Chong: As a woman of color, it’s hard to tell where racism ends and sexism begins. I’ve mostly pushed it away and moved on. Also, I have the meanest stare on the block.
How do you recover from micro or macro aggressions in the workplace?
De La Rosa: I'll have to be honest with you. It’s hard. I got turned down so much. It was a tough road internally for me at the beginning. I had moments of self-doubt. I think every woman in any industry, that's trying to do something larger than what people tell us we can do has those moments of self-doubt. But I’m incredibly stubborn. And I'm glad that I'm resilient. I definitely appreciate that. My momma gave that to me, but also it just sucks that mediocrity doesn't have to be resilient. If you're white and male, you don't have to be resilient.

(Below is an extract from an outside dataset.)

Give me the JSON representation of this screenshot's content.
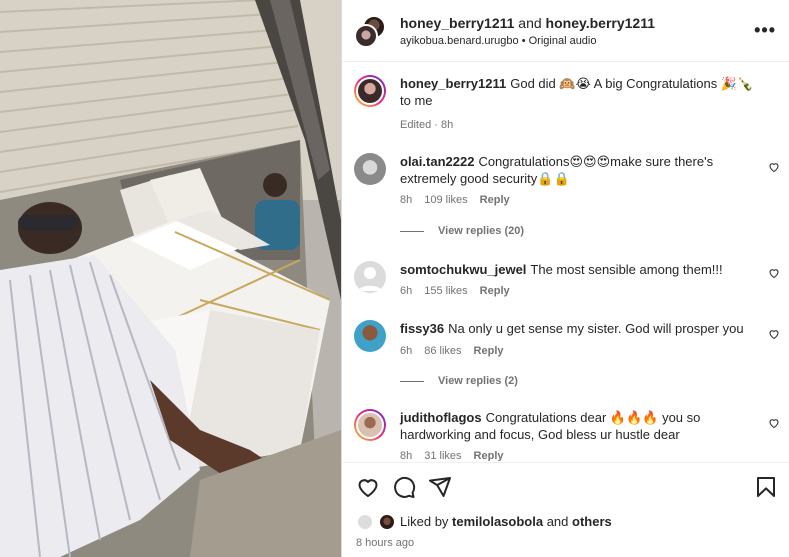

Paxhia: Sometimes it feels really overwhelming, but I think that that's where we can be the arbiters of our own strength. Either I can let that feeling overwhelm me and drag me away from things in the future, or I can just dust it off and set aside my own limiting beliefs. Sometimes it’s the hardest thing to do. I've had moments where I’ve certainly felt like I just wanted to retreat. I’ve had that feeling that maybe men weren’t taking me seriously. There are some men who, before they understand that you're a smart person, will make a joke at your expense, assuming you don't get it. And you have to sit there in some of those contexts—in a room full of men—and hold grace and not rise to that in a counterproductive way. You have to find the things that serve you too.
Chong: How do I work with aggression in the office? I learned from a young age, the person you hate in school turns out to be your best friend when you go up and talk to them. I’ve made friends out of enemies (or just people who didn’t like me) by saying hi and listening. For the worst cases, talking to a superior helps and puts them on notice. Most of these people are just angry or unhappy and need to make others feel like them. By listening to them, you create an opening for them to release that hurt.
What advice do you have for women looking to start their own cannabis business or join the executive team of a cannabis company?
De La Rosa: Take advantage of all of the free content around cannabis. There's tons of free content out there. Sign up for the newsletters and the webinars. Those aren’t going to help you create the company, but that content will help you understand and hone your idea. I would also tell them to find a mentor and ask for an hour. There's a lot of knowledge in the cannabis industry from female founders, female C-suites, female advisory boards. Just find that person who aligns with what you’re wanting to do.
Paxhia: Start with your strengths. Do a truthful examination of your strengths and the areas where you need additional support and then surround yourself with people who fill in those gaps. I met a woman who was a programmer at Google and she wanted to come into cannabis to launch an edibles company. And I said, “Well, are you an avid baker? Are you a foodie?” And she said, “No. I just like to eat cannabis edibles.” I thought, she has this amazing technical acumen and is going to abandon all of that. Instead, do a real assessment of your strengths and see what you can leverage in cannabis.
Chong: My advice for anyone entering the cannabis industry is to take your best skill and add cannabis. Learn all you can about cannabis laws and design parameters if you are a designer. Learn the cannabis tax laws if you are an accountant and so on. Always start with your foundation and build your house on top of it. A strong base equals a strong career. I’ve had over 6 careers in my lifetime and each one was built on the past one. With that, I am a photographer, artist, award-winning designer, publisher, educator, and now weed slinger.